══ EXERCISE MATERIALS

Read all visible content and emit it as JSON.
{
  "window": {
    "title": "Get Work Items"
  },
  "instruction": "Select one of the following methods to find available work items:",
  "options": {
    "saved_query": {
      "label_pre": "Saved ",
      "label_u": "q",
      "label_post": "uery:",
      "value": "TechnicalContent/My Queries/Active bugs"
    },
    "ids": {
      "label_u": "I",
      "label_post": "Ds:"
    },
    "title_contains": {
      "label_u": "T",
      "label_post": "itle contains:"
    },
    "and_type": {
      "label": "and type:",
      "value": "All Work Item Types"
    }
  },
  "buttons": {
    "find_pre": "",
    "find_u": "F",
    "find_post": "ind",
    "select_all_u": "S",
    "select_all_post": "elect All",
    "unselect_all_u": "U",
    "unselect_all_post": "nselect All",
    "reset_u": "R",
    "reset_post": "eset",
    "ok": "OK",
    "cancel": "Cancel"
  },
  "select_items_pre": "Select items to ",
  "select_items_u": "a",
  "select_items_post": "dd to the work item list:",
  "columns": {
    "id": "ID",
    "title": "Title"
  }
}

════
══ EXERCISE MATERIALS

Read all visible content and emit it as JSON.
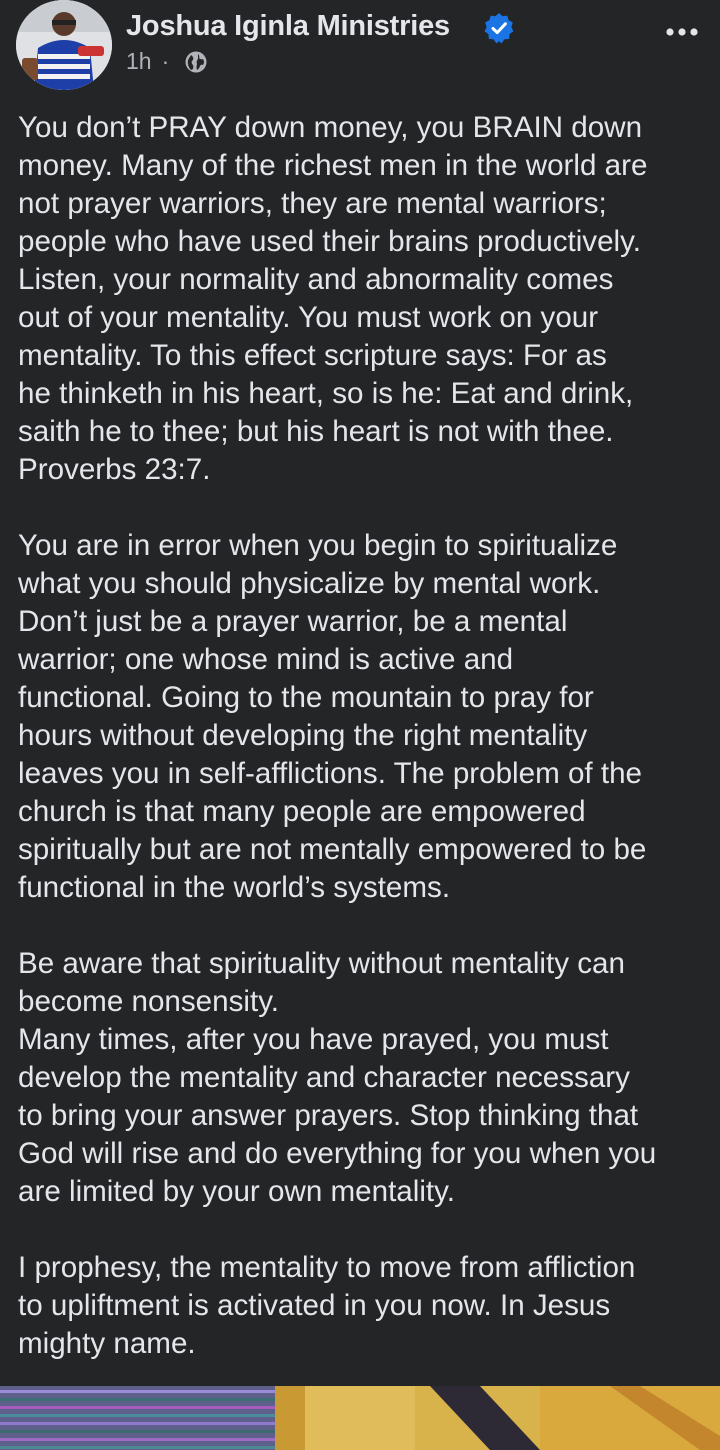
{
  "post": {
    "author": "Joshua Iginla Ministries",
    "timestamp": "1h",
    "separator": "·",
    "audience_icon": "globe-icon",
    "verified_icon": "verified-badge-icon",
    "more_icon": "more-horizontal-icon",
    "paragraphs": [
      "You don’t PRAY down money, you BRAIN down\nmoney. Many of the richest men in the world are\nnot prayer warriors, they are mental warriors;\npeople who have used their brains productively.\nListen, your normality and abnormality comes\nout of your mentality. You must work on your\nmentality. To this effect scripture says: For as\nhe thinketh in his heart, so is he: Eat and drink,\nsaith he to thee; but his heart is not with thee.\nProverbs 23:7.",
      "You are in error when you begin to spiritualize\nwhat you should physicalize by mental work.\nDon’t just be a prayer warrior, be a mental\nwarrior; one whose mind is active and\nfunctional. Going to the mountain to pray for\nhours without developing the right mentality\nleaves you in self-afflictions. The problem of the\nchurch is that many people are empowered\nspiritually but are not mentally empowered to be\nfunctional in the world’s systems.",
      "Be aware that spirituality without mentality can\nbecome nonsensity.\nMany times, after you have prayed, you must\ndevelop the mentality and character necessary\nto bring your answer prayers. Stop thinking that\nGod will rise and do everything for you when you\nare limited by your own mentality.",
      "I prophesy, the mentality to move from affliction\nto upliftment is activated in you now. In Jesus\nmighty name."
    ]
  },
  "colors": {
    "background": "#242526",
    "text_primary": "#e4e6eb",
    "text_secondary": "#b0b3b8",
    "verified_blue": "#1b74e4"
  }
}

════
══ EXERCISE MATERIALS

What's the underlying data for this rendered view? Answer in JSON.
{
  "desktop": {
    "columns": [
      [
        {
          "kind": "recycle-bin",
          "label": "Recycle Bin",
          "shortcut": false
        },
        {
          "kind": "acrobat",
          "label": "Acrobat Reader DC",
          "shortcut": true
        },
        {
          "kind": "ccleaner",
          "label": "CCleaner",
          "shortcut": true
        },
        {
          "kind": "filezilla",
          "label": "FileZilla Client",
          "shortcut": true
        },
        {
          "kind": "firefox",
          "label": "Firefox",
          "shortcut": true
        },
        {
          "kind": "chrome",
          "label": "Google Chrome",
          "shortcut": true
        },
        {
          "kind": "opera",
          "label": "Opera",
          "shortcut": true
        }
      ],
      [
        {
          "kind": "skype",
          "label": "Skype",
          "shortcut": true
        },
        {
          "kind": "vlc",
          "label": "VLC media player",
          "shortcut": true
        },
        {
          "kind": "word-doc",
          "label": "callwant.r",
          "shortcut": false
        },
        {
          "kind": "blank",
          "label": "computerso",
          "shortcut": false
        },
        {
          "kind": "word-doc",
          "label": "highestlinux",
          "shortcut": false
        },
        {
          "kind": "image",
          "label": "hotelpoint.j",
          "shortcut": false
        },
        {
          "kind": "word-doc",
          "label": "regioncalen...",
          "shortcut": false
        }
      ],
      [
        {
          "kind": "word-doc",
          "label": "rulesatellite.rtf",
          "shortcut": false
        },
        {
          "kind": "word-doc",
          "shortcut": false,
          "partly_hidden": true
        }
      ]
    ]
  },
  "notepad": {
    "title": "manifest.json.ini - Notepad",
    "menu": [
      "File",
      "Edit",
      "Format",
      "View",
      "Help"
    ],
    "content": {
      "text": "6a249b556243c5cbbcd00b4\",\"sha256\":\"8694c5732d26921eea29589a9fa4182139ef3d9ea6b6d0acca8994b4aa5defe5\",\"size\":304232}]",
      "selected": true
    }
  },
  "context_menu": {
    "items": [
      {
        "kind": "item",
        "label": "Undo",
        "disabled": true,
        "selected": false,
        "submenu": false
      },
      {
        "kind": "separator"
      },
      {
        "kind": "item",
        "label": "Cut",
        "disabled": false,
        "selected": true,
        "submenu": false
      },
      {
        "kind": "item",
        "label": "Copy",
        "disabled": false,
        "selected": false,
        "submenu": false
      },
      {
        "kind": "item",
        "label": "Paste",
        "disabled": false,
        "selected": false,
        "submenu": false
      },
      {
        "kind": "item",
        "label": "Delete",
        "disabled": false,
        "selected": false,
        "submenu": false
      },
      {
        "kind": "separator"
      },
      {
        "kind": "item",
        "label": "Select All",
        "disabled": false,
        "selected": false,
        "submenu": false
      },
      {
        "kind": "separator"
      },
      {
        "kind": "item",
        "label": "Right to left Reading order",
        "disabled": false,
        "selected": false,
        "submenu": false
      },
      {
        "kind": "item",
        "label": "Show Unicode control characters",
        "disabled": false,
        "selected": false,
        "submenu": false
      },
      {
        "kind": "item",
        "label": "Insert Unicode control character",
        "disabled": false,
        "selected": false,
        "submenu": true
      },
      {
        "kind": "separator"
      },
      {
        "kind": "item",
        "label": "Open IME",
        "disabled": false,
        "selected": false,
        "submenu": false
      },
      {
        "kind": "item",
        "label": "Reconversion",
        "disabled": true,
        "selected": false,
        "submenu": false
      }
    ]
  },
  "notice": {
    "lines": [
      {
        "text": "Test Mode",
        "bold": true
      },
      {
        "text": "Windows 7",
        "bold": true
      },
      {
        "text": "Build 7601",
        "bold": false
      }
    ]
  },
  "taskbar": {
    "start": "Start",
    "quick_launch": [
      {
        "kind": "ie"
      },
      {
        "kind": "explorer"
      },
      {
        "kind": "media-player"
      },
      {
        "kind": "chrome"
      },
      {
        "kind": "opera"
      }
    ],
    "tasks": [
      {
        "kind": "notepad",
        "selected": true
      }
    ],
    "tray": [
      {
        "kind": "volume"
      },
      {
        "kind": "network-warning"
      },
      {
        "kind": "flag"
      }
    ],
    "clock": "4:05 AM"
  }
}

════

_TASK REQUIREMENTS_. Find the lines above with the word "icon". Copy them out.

_EXERCISE OUTPUT_.
    "audience_icon": "globe-icon",
    "verified_icon": "verified-badge-icon",
    "more_icon": "more-horizontal-icon",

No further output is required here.